— Work item —
Return the full listing character for character, without its pictures.

###

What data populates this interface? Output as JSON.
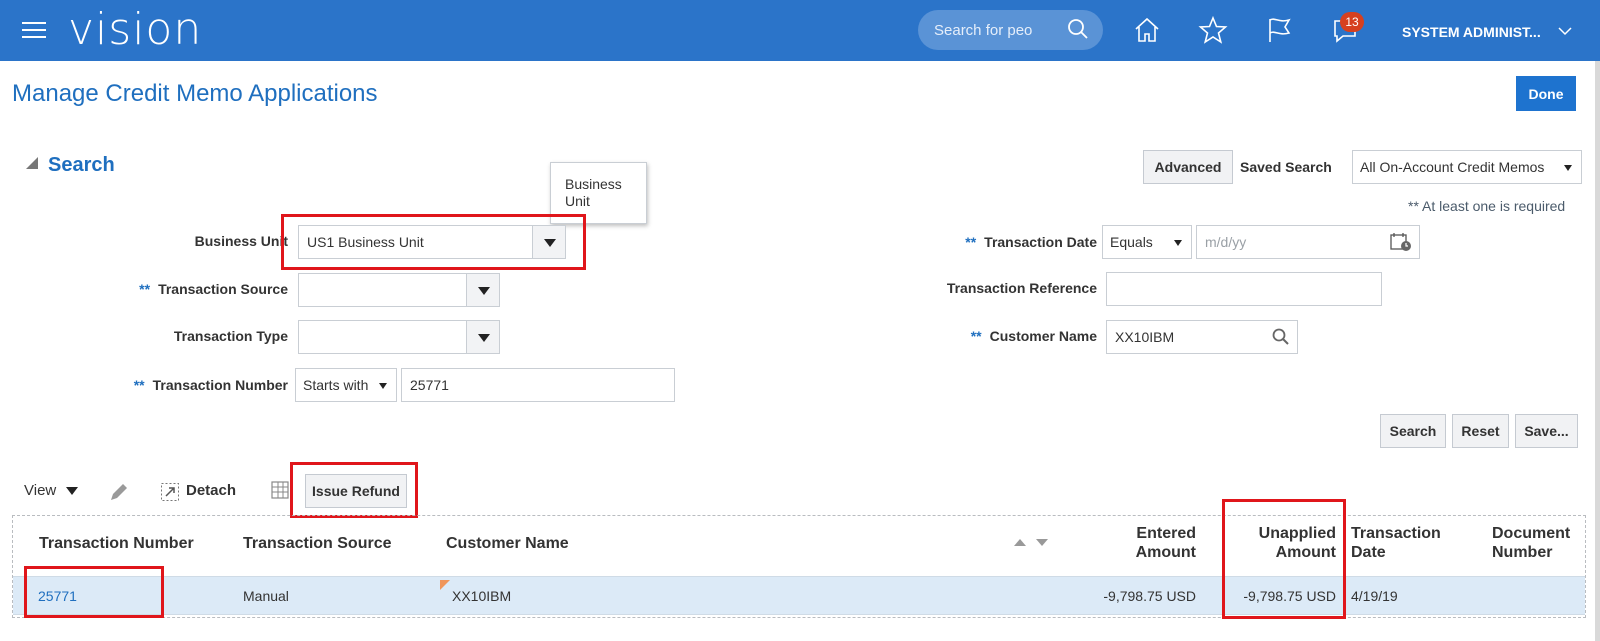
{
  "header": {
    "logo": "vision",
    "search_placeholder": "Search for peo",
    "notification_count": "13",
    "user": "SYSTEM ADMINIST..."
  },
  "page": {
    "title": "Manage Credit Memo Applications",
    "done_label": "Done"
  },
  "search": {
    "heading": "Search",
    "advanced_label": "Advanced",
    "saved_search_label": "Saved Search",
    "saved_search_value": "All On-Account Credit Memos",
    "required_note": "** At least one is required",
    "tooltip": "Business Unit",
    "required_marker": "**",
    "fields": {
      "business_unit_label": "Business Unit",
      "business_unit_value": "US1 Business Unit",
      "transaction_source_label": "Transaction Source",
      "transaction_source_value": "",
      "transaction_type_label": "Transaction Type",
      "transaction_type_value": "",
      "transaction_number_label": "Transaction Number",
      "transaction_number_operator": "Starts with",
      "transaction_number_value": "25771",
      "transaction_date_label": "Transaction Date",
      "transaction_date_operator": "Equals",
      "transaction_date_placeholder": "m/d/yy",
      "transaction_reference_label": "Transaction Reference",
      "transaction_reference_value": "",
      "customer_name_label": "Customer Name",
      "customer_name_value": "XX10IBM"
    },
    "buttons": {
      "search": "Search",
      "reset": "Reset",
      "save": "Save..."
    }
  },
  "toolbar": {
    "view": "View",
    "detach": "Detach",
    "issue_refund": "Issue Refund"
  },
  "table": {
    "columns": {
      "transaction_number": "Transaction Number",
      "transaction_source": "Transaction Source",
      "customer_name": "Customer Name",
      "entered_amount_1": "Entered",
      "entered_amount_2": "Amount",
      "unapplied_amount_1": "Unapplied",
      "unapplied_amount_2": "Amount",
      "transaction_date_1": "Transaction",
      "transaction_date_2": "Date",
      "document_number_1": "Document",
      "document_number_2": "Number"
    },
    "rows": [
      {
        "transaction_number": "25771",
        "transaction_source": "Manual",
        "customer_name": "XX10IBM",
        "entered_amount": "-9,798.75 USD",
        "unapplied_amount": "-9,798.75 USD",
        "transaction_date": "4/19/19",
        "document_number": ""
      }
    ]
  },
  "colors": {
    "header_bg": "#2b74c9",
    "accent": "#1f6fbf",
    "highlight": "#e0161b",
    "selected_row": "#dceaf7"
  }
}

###

— Response —
What data populates this interface? Output as JSON.
{
  "header": {
    "logo": "vision",
    "search_placeholder": "Search for peo",
    "notification_count": "13",
    "user": "SYSTEM ADMINIST..."
  },
  "page": {
    "title": "Manage Credit Memo Applications",
    "done_label": "Done"
  },
  "search": {
    "heading": "Search",
    "advanced_label": "Advanced",
    "saved_search_label": "Saved Search",
    "saved_search_value": "All On-Account Credit Memos",
    "required_note": "** At least one is required",
    "tooltip": "Business Unit",
    "required_marker": "**",
    "fields": {
      "business_unit_label": "Business Unit",
      "business_unit_value": "US1 Business Unit",
      "transaction_source_label": "Transaction Source",
      "transaction_source_value": "",
      "transaction_type_label": "Transaction Type",
      "transaction_type_value": "",
      "transaction_number_label": "Transaction Number",
      "transaction_number_operator": "Starts with",
      "transaction_number_value": "25771",
      "transaction_date_label": "Transaction Date",
      "transaction_date_operator": "Equals",
      "transaction_date_placeholder": "m/d/yy",
      "transaction_reference_label": "Transaction Reference",
      "transaction_reference_value": "",
      "customer_name_label": "Customer Name",
      "customer_name_value": "XX10IBM"
    },
    "buttons": {
      "search": "Search",
      "reset": "Reset",
      "save": "Save..."
    }
  },
  "toolbar": {
    "view": "View",
    "detach": "Detach",
    "issue_refund": "Issue Refund"
  },
  "table": {
    "columns": {
      "transaction_number": "Transaction Number",
      "transaction_source": "Transaction Source",
      "customer_name": "Customer Name",
      "entered_amount_1": "Entered",
      "entered_amount_2": "Amount",
      "unapplied_amount_1": "Unapplied",
      "unapplied_amount_2": "Amount",
      "transaction_date_1": "Transaction",
      "transaction_date_2": "Date",
      "document_number_1": "Document",
      "document_number_2": "Number"
    },
    "rows": [
      {
        "transaction_number": "25771",
        "transaction_source": "Manual",
        "customer_name": "XX10IBM",
        "entered_amount": "-9,798.75 USD",
        "unapplied_amount": "-9,798.75 USD",
        "transaction_date": "4/19/19",
        "document_number": ""
      }
    ]
  },
  "colors": {
    "header_bg": "#2b74c9",
    "accent": "#1f6fbf",
    "highlight": "#e0161b",
    "selected_row": "#dceaf7"
  }
}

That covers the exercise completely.